##### Information #####
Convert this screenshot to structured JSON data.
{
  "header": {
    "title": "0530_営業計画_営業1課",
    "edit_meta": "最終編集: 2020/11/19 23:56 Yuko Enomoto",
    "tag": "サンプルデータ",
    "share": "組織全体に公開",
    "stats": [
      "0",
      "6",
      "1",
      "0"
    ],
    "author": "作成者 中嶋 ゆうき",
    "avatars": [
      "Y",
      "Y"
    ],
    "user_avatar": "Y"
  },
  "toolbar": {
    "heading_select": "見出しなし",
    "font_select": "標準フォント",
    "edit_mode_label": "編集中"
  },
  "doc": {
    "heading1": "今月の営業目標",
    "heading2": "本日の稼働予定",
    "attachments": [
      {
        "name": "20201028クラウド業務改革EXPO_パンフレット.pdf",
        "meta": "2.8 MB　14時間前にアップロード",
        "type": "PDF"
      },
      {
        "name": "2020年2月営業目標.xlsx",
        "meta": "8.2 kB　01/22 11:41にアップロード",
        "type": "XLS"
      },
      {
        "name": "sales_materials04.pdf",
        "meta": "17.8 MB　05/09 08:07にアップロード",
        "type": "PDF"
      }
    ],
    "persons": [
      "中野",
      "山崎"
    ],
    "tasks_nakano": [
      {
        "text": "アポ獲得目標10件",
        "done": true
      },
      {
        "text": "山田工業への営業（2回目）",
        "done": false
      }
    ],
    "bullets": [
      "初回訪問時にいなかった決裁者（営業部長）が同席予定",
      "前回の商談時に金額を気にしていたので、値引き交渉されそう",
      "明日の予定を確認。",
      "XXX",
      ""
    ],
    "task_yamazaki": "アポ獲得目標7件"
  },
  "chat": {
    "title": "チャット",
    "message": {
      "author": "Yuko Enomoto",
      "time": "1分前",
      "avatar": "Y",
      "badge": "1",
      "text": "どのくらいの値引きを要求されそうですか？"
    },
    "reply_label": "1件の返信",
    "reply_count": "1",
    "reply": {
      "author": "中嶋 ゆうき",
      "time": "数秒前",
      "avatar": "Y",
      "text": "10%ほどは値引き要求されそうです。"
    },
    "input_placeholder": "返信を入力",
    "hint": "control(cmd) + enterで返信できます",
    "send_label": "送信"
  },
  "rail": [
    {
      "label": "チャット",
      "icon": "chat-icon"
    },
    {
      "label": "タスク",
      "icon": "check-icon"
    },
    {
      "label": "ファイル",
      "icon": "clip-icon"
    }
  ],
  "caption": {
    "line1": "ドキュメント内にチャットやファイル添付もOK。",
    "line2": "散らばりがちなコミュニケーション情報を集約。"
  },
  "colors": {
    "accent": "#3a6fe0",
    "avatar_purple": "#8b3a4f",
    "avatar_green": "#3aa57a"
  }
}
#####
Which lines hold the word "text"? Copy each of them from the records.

Response to the exercise ::
        "text": "アポ獲得目標10件",
        "text": "山田工業への営業（2回目）",
      "text": "どのくらいの値引きを要求されそうですか？"
      "text": "10%ほどは値引き要求されそうです。"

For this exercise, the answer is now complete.